- [EXERCISE] Find and copy the lines in the records beneath this task that contain the word "color".

- [DATA SUPPLIED]

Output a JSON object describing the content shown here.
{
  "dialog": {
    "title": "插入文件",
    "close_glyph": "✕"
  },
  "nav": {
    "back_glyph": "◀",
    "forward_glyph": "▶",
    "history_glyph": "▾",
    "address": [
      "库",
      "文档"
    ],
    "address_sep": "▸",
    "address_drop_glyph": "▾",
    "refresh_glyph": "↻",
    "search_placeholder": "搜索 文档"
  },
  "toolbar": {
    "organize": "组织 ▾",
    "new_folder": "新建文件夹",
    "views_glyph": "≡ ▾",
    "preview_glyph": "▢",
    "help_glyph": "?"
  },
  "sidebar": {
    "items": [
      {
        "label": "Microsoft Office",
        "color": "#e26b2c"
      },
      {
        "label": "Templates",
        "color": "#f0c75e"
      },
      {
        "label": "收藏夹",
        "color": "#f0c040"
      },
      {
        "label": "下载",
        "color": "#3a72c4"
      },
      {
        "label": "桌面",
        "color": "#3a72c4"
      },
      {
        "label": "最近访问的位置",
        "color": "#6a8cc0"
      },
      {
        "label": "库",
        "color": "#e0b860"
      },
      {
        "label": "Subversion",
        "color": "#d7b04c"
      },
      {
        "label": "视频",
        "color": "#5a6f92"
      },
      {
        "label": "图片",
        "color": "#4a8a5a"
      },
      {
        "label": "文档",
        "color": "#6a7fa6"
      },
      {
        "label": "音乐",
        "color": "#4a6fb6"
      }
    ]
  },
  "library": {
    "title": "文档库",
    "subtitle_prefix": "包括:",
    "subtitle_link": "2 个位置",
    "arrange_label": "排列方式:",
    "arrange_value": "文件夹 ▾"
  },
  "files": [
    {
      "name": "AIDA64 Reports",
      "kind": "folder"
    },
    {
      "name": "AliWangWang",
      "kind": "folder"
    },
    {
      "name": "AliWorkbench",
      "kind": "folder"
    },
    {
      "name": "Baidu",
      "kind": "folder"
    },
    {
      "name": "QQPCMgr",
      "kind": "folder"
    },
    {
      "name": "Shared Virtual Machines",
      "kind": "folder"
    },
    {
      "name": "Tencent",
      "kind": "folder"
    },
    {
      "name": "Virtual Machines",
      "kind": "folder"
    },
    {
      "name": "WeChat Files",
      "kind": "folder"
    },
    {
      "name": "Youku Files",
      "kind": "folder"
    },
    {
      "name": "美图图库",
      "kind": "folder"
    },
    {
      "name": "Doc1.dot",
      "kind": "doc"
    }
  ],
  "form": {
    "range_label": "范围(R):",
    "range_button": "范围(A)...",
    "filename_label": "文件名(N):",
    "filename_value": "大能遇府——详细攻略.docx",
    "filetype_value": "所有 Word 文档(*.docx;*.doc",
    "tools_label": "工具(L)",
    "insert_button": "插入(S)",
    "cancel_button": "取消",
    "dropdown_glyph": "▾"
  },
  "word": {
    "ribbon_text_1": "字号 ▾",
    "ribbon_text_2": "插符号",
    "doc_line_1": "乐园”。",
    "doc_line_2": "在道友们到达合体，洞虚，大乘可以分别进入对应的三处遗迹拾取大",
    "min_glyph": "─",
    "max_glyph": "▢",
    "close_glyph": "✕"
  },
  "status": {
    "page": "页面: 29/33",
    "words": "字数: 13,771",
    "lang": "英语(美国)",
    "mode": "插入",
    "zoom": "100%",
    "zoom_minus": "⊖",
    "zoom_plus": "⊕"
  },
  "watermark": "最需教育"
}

- [SOLUTION TO THIS EXERCISE]
        "color": "#e26b2c"
        "color": "#f0c75e"
        "color": "#f0c040"
        "color": "#3a72c4"
        "color": "#3a72c4"
        "color": "#6a8cc0"
        "color": "#e0b860"
        "color": "#d7b04c"
        "color": "#5a6f92"
        "color": "#4a8a5a"
        "color": "#6a7fa6"
        "color": "#4a6fb6"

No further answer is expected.